Over the last few years, there has been a growing number of artists that are demanding publishing on songs they did not write. These artists will go on to collect revenue from touring, merchandise, brand partnerships, and many other revenue streams, while the songwriters have only their publishing revenue as a means of income. This demand for publishing is often able to happen because the artist and/or their representation abuse leverage, use bully tactics and threats, and prey upon writers who may choose to give up some of their assets rather than lose the opportunity completely. Over time, this practice of artists taking publishing has become normalized; and until now, there has been no real unity within the songwriting community to fight back.
Many of the successful songwriters in the music industry have dreams of becoming artists themselves, and it isn’t unheard of for artists to break out of gig songwriting to become stars in their own right (a legacy that stretches as far back as Carole King
and as recently as Julia Michaels
), but for now, many of these songwriters are depending on those publishing royalties to pay the bills.
I think about some of the things I’ve discussed over the years
(and even recently
) about being able to own your own publishing process. And I realize that a lot of other industries need this too, because there are always middlemen asking for someone brilliant to pay the toll.
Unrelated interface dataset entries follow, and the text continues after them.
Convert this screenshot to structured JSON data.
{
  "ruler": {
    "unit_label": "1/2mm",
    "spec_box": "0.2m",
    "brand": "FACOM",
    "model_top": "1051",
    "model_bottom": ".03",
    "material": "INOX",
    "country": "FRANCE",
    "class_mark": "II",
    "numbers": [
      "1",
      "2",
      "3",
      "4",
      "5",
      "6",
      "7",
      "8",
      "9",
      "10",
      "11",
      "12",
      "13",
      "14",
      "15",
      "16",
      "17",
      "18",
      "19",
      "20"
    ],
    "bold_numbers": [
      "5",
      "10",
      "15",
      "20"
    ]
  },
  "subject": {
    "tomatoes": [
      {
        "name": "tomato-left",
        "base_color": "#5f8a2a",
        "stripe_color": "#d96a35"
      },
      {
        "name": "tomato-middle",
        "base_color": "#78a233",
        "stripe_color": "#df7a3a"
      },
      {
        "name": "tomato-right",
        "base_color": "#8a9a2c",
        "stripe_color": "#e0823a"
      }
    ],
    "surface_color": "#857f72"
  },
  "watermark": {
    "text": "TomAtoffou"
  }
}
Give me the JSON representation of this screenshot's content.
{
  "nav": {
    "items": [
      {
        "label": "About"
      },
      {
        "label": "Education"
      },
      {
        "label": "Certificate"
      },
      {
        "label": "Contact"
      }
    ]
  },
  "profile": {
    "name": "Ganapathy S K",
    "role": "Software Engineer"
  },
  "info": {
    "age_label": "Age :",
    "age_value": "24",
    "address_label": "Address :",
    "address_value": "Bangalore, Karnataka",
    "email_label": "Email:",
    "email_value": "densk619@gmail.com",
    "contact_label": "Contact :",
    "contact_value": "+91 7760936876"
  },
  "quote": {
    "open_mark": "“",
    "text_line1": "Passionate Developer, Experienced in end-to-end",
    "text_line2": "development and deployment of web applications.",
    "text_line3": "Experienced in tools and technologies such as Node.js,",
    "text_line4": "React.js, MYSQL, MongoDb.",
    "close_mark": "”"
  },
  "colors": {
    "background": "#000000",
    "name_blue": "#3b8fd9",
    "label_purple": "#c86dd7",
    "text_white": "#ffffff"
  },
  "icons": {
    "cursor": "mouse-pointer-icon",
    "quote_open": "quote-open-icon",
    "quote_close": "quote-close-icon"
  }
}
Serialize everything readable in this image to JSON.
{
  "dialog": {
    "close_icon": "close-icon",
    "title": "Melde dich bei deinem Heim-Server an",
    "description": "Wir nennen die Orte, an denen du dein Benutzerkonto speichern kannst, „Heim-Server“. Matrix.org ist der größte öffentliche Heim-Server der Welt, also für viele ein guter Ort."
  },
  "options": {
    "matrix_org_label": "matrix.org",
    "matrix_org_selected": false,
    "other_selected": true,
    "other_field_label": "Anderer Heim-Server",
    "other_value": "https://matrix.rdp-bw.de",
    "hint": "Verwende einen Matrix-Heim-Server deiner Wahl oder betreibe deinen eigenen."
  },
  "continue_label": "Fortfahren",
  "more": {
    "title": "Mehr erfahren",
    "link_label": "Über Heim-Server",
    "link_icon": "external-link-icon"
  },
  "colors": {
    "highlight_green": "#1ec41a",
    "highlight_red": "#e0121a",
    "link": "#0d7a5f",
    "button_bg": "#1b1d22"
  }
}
And to some degree, it’s important to remember you’ll have to pay—that toll gives you access and authority that would be difficult to claim on your own. But it has to be earned, a fair value exchange.